• Task to complete:
Whenever a line of the material contains the string "data", it should be copied.
┄┄┄┄┄┄
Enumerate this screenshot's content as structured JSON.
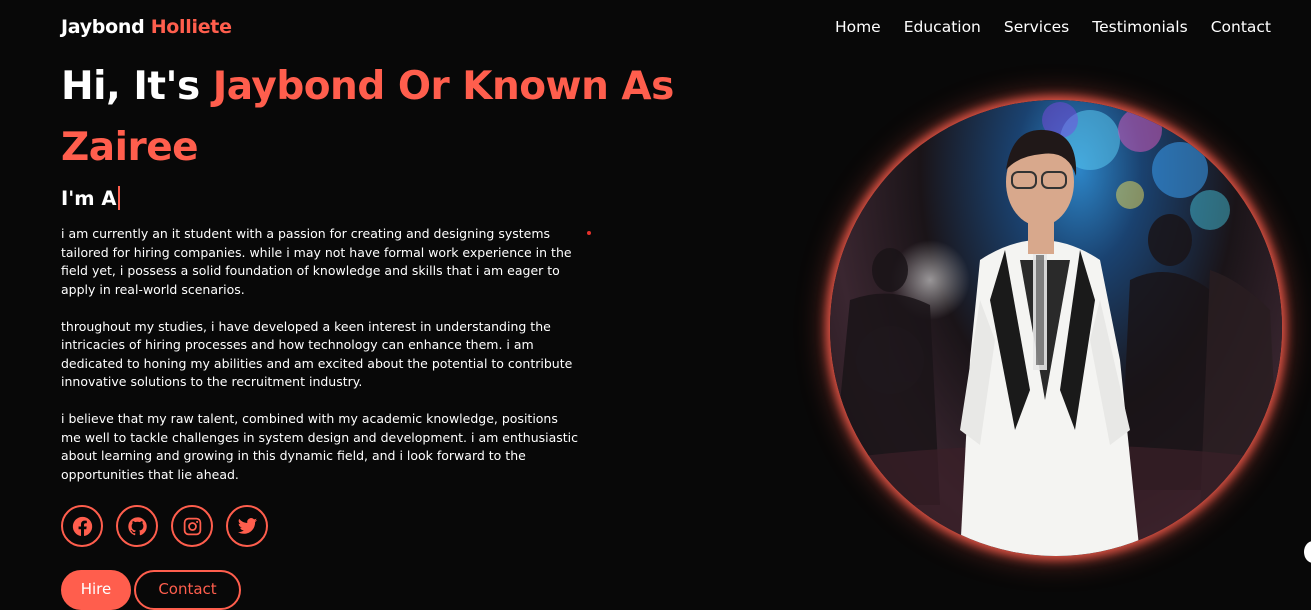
{
  "header": {
    "logo_first": "Jaybond",
    "logo_last": "Holliete",
    "nav": [
      "Home",
      "Education",
      "Services",
      "Testimonials",
      "Contact"
    ]
  },
  "hero": {
    "greeting": "Hi, It's",
    "name_highlight": "Jaybond Or Known As Zairee",
    "role_prefix": "I'm A",
    "bio": [
      "i am currently an it student with a passion for creating and designing systems tailored for hiring companies. while i may not have formal work experience in the field yet, i possess a solid foundation of knowledge and skills that i am eager to apply in real-world scenarios.",
      "throughout my studies, i have developed a keen interest in understanding the intricacies of hiring processes and how technology can enhance them. i am dedicated to honing my abilities and am excited about the potential to contribute innovative solutions to the recruitment industry.",
      "i believe that my raw talent, combined with my academic knowledge, positions me well to tackle challenges in system design and development. i am enthusiastic about learning and growing in this dynamic field, and i look forward to the opportunities that lie ahead."
    ],
    "socials": [
      "facebook-icon",
      "github-icon",
      "instagram-icon",
      "twitter-icon"
    ],
    "buttons": {
      "hire": "Hire",
      "contact": "Contact"
    }
  },
  "colors": {
    "accent": "#ff5e4d",
    "background": "#080808",
    "text": "#ffffff"
  }
}
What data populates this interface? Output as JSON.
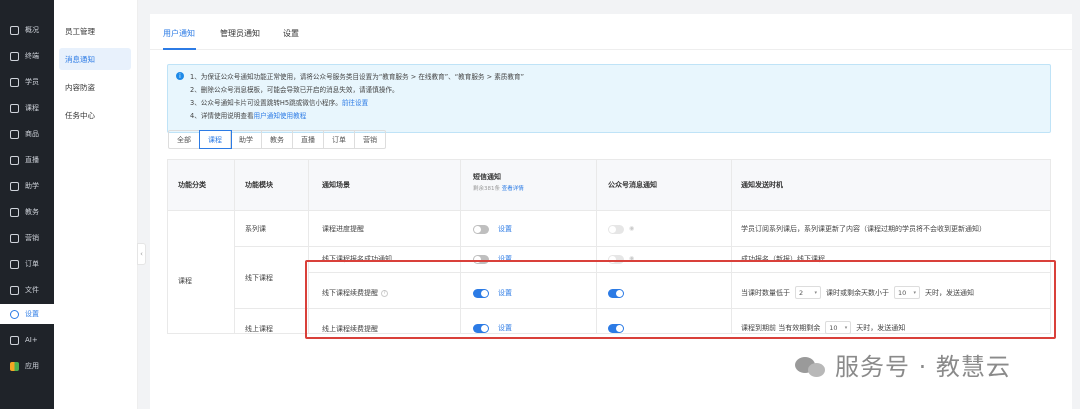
{
  "nav": {
    "items": [
      {
        "label": "概况",
        "icon": "grid-icon"
      },
      {
        "label": "终端",
        "icon": "monitor-icon"
      },
      {
        "label": "学员",
        "icon": "users-icon"
      },
      {
        "label": "课程",
        "icon": "course-icon"
      },
      {
        "label": "商品",
        "icon": "bag-icon"
      },
      {
        "label": "直播",
        "icon": "live-icon"
      },
      {
        "label": "助学",
        "icon": "study-icon"
      },
      {
        "label": "教务",
        "icon": "book-icon"
      },
      {
        "label": "营销",
        "icon": "marketing-icon"
      },
      {
        "label": "订单",
        "icon": "order-icon"
      },
      {
        "label": "文件",
        "icon": "folder-icon"
      },
      {
        "label": "设置",
        "icon": "settings-icon"
      },
      {
        "label": "AI+",
        "icon": "ai-icon"
      },
      {
        "label": "应用",
        "icon": "apps-icon"
      }
    ]
  },
  "subnav": {
    "items": [
      "员工管理",
      "消息通知",
      "内容防盗",
      "任务中心"
    ]
  },
  "tabs": [
    "用户通知",
    "管理员通知",
    "设置"
  ],
  "notice": {
    "line1": "1、为保证公众号通知功能正常使用，请将公众号服务类目设置为“教育服务 > 在线教育”、“教育服务 > 素质教育”",
    "line2": "2、删除公众号消息模板，可能会导致已开启的消息失效，请谨慎操作。",
    "line3": "3、公众号通知卡片可设置跳转H5跳或微信小程序。",
    "line3_link": "前往设置",
    "line4": "4、详情使用说明查看",
    "line4_link": "用户通知使用教程"
  },
  "filters": [
    "全部",
    "课程",
    "助学",
    "教务",
    "直播",
    "订单",
    "营销"
  ],
  "table": {
    "headers": {
      "category": "功能分类",
      "module": "功能模块",
      "scene": "通知场景",
      "sms": "短信通知",
      "sms_sub": "剩余381条",
      "sms_sub_link": "查看详情",
      "wechat": "公众号消息通知",
      "timing": "通知发送时机"
    },
    "category": "课程",
    "modules": [
      "系列课",
      "线下课程",
      "线上课程"
    ],
    "rows": [
      {
        "scene": "课程进度提醒",
        "sms_link": "设置",
        "timing": "学员订阅系列课后，系列课更新了内容（课程过期的学员将不会收到更新通知）"
      },
      {
        "scene": "线下课程报名成功通知",
        "sms_link": "设置",
        "timing": "成功报名（新报）线下课程"
      },
      {
        "scene": "线下课程续费提醒",
        "sms_link": "设置",
        "timing_a": "当课时数量低于",
        "timing_v1": "2",
        "timing_b": "课时或剩余天数小于",
        "timing_v2": "10",
        "timing_c": "天时，发送通知"
      },
      {
        "scene": "线上课程续费提醒",
        "sms_link": "设置",
        "timing_a": "课程到期前 当有效期剩余",
        "timing_v1": "10",
        "timing_c": "天时，发送通知"
      }
    ]
  },
  "watermark": "服务号 · 教慧云",
  "colors": {
    "accent": "#2c7be5",
    "nav_bg": "#1f2329",
    "highlight": "#d9403a"
  }
}
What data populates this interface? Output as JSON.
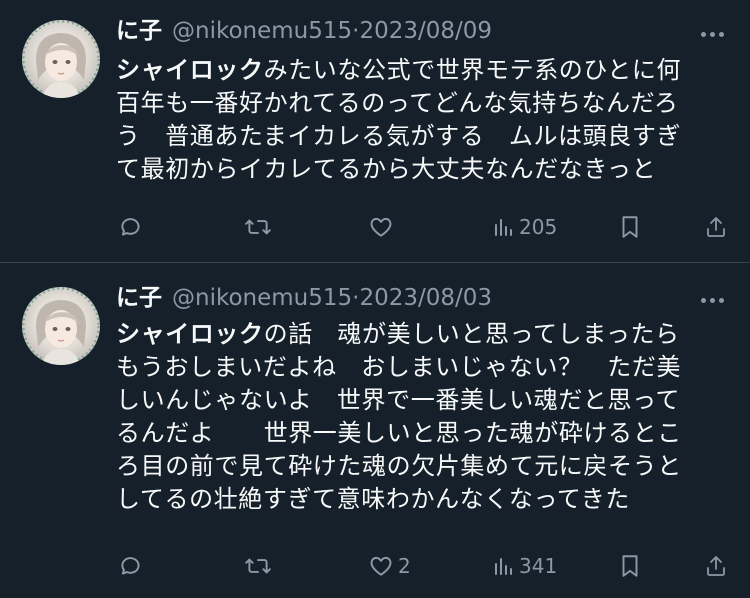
{
  "tweets": [
    {
      "name": "に子",
      "handle": "@nikonemu515",
      "separator": "·",
      "date": "2023/08/09",
      "body_bold": "シャイロック",
      "body_lines": [
        "みたいな公式で世界モテ系のひとに何",
        "百年も一番好かれてるのってどんな気持ちなんだろ",
        "う　普通あたまイカレる気がする　ムルは頭良すぎ",
        "て最初からイカレてるから大丈夫なんだなきっと"
      ],
      "reply_count": "",
      "retweet_count": "",
      "like_count": "",
      "view_count": "205"
    },
    {
      "name": "に子",
      "handle": "@nikonemu515",
      "separator": "·",
      "date": "2023/08/03",
      "body_bold": "シャイロック",
      "body_lines": [
        "の話　魂が美しいと思ってしまったら",
        "もうおしまいだよね　おしまいじゃない？　ただ美",
        "しいんじゃないよ　世界で一番美しい魂だと思って",
        "るんだよ　　世界一美しいと思った魂が砕けるとこ",
        "ろ目の前で見て砕けた魂の欠片集めて元に戻そうと",
        "してるの壮絶すぎて意味わかんなくなってきた"
      ],
      "reply_count": "",
      "retweet_count": "",
      "like_count": "2",
      "view_count": "341"
    }
  ],
  "icons": [
    "reply-icon",
    "retweet-icon",
    "like-icon",
    "views-icon",
    "bookmark-icon",
    "share-icon",
    "more-icon"
  ],
  "colors": {
    "background": "#15202b",
    "text": "#f7f9f9",
    "muted": "#8b98a5",
    "divider": "#38444d"
  }
}
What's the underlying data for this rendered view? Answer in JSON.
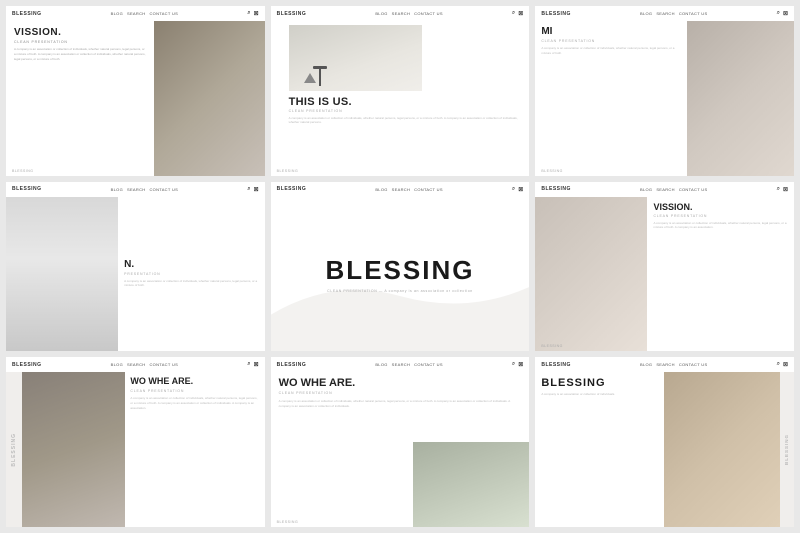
{
  "slides": [
    {
      "id": "slide-1",
      "nav": {
        "brand": "BLESSING",
        "links": [
          "BLOG",
          "SEARCH",
          "CONTACT US"
        ],
        "icons": [
          "🔍",
          "🛒"
        ]
      },
      "title": "VISSION.",
      "subtitle": "CLEAN PRESENTATION",
      "body": "A company is an association or collection of individuals, whether natural persons, legal persons, or a mixture of both. A company is an association or collection of individuals, whether natural persons, legal persons, or a mixture of both.",
      "bottom_label": "BLESSING",
      "photo_type": "office_meeting"
    },
    {
      "id": "slide-2",
      "nav": {
        "brand": "BLESSING",
        "links": [
          "BLOG",
          "SEARCH",
          "CONTACT US"
        ],
        "icons": [
          "🔍",
          "🛒"
        ]
      },
      "title": "THIS IS US.",
      "subtitle": "CLEAN PRESENTATION",
      "body": "A company is an association or collection of individuals, whether natural persons, legal persons, or a mixture of both. A company is an association or collection of individuals, whether natural persons.",
      "bottom_label": "BLESSING",
      "photo_type": "desk_lamp"
    },
    {
      "id": "slide-3",
      "nav": {
        "brand": "BLESSING",
        "links": [
          "BLOG",
          "SEARCH",
          "CONTACT US"
        ],
        "icons": [
          "🔍",
          "🛒"
        ]
      },
      "title": "MI",
      "subtitle": "CLEAN PRESENTATION",
      "body": "A company is an association or collection of individuals, whether natural persons, legal persons, or a mixture of both.",
      "bottom_label": "BLESSING",
      "photo_type": "hands_writing"
    },
    {
      "id": "slide-4",
      "nav": {
        "brand": "BLESSING",
        "links": [
          "BLOG",
          "SEARCH",
          "CONTACT US"
        ],
        "icons": [
          "🔍",
          "🛒"
        ]
      },
      "title": "N.",
      "full_title": "N.",
      "subtitle": "PRESENTATION",
      "body": "A company is an association or collection of individuals, whether natural persons, legal persons, or a mixture of both.",
      "bottom_label": "",
      "photo_type": "office_space"
    },
    {
      "id": "slide-5",
      "nav": {
        "brand": "BLESSING",
        "links": [
          "BLOG",
          "SEARCH",
          "CONTACT US"
        ],
        "icons": [
          "🔍",
          "🛒"
        ]
      },
      "title": "BLESSING",
      "subtitle": "CLEAN PRESENTATION — A company is an association or collection",
      "photo_type": "curve_bg"
    },
    {
      "id": "slide-6",
      "nav": {
        "brand": "BLESSING",
        "links": [
          "BLOG",
          "SEARCH",
          "CONTACT US"
        ],
        "icons": [
          "🔍",
          "🛒"
        ]
      },
      "title": "VISSION.",
      "subtitle": "CLEAN PRESENTATION",
      "body": "A company is an association or collection of individuals, whether natural persons, legal persons, or a mixture of both. A company is an association.",
      "bottom_label": "BLESSING",
      "photo_type": "team_meeting"
    },
    {
      "id": "slide-7",
      "nav": {
        "brand": "BLESSING",
        "links": [
          "BLOG",
          "SEARCH",
          "CONTACT US"
        ],
        "icons": [
          "🔍",
          "🛒"
        ]
      },
      "title": "WO WHE ARE.",
      "subtitle": "CLEAN PRESENTATION",
      "body": "A company is an association or collection of individuals, whether natural persons, legal persons, or a mixture of both. A company is an association or collection of individuals. A company is an association.",
      "vertical_label": "BLESSING",
      "photo_type": "woman_black"
    },
    {
      "id": "slide-8",
      "nav": {
        "brand": "BLESSING",
        "links": [
          "BLOG",
          "SEARCH",
          "CONTACT US"
        ],
        "icons": [
          "🔍",
          "🛒"
        ]
      },
      "title": "WO WHE ARE.",
      "subtitle": "CLEAN PRESENTATION",
      "body": "A company is an association or collection of individuals, whether natural persons, legal persons, or a mixture of both. A company is an association or collection of individuals. A company is an association or collection of individuals.",
      "bottom_label": "BLESSING",
      "photo_type": "woman_standing"
    },
    {
      "id": "slide-9",
      "nav": {
        "brand": "BLESSING",
        "links": [
          "BLOG",
          "SEARCH",
          "CONTACT US"
        ],
        "icons": [
          "🔍",
          "🛒"
        ]
      },
      "title": "BLESSING",
      "subtitle": "A company is an association or collection of individuals.",
      "vertical_label": "BLESSING",
      "photo_type": "woman_desk"
    }
  ],
  "icons": {
    "search": "🔍",
    "cart": "🛒"
  }
}
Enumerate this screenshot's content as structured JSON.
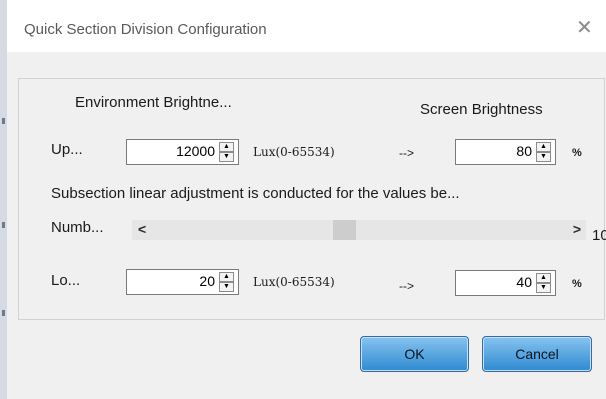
{
  "dialog": {
    "title": "Quick Section Division Configuration",
    "close_glyph": "✕",
    "env_header": "Environment Brightne...",
    "screen_header": "Screen Brightness",
    "upper": {
      "label": "Up...",
      "lux_value": "12000",
      "lux_unit": "Lux(0-65534)",
      "arrow": "-->",
      "screen_value": "80",
      "screen_unit": "%"
    },
    "note": "Subsection linear adjustment is conducted for the values be...",
    "number": {
      "label": "Numb...",
      "left_arrow": "<",
      "right_arrow": ">",
      "value": "10"
    },
    "lower": {
      "label": "Lo...",
      "lux_value": "20",
      "lux_unit": "Lux(0-65534)",
      "arrow": "-->",
      "screen_value": "40",
      "screen_unit": "%"
    },
    "ok_label": "OK",
    "cancel_label": "Cancel"
  },
  "icons": {
    "close": "close-icon",
    "spin_up": "spin-up-icon",
    "spin_down": "spin-down-icon",
    "scroll_left": "scroll-left-icon",
    "scroll_right": "scroll-right-icon"
  },
  "colors": {
    "button_top": "#86c3ef",
    "button_bottom": "#2f8ad1",
    "dialog_bg": "#f0f0f0"
  }
}
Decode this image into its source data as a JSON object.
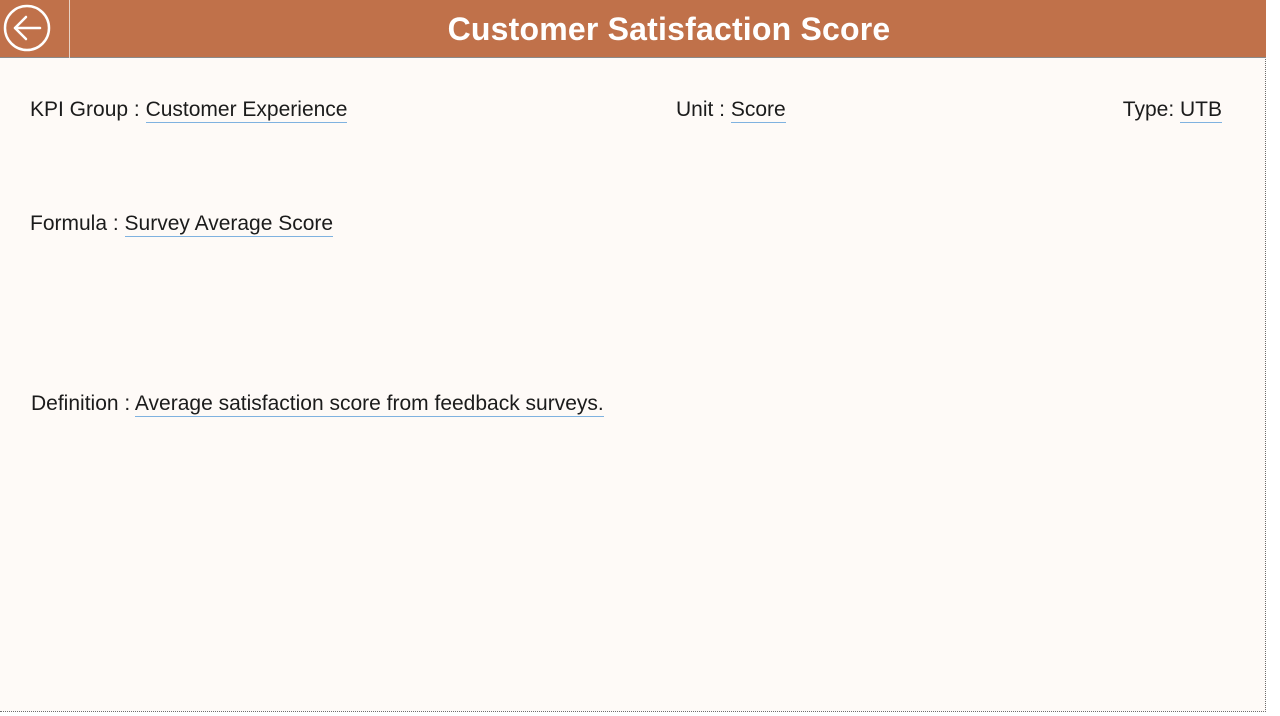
{
  "header": {
    "title": "Customer Satisfaction Score",
    "back_icon": "arrow-left-circle-icon",
    "background_color": "#c0714a"
  },
  "fields": {
    "kpi_group": {
      "label": "KPI Group : ",
      "value": "Customer Experience"
    },
    "unit": {
      "label": "Unit : ",
      "value": "Score"
    },
    "type": {
      "label": "Type: ",
      "value": "UTB"
    },
    "formula": {
      "label": "Formula : ",
      "value": "Survey Average Score"
    },
    "definition": {
      "label": "Definition : ",
      "value": "Average satisfaction score from feedback surveys."
    }
  }
}
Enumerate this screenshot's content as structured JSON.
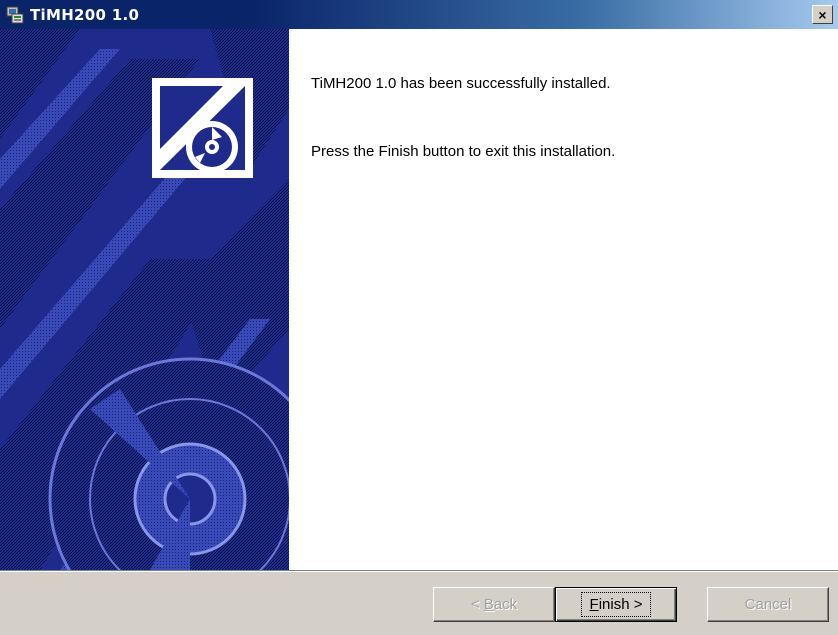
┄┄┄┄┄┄
• Output of the exercise:
What data populates this interface? Output as JSON.
What data populates this interface? Output as JSON.
What's the underlying data for this rendered view? Answer in JSON.
Decode this image into its source data as a JSON object.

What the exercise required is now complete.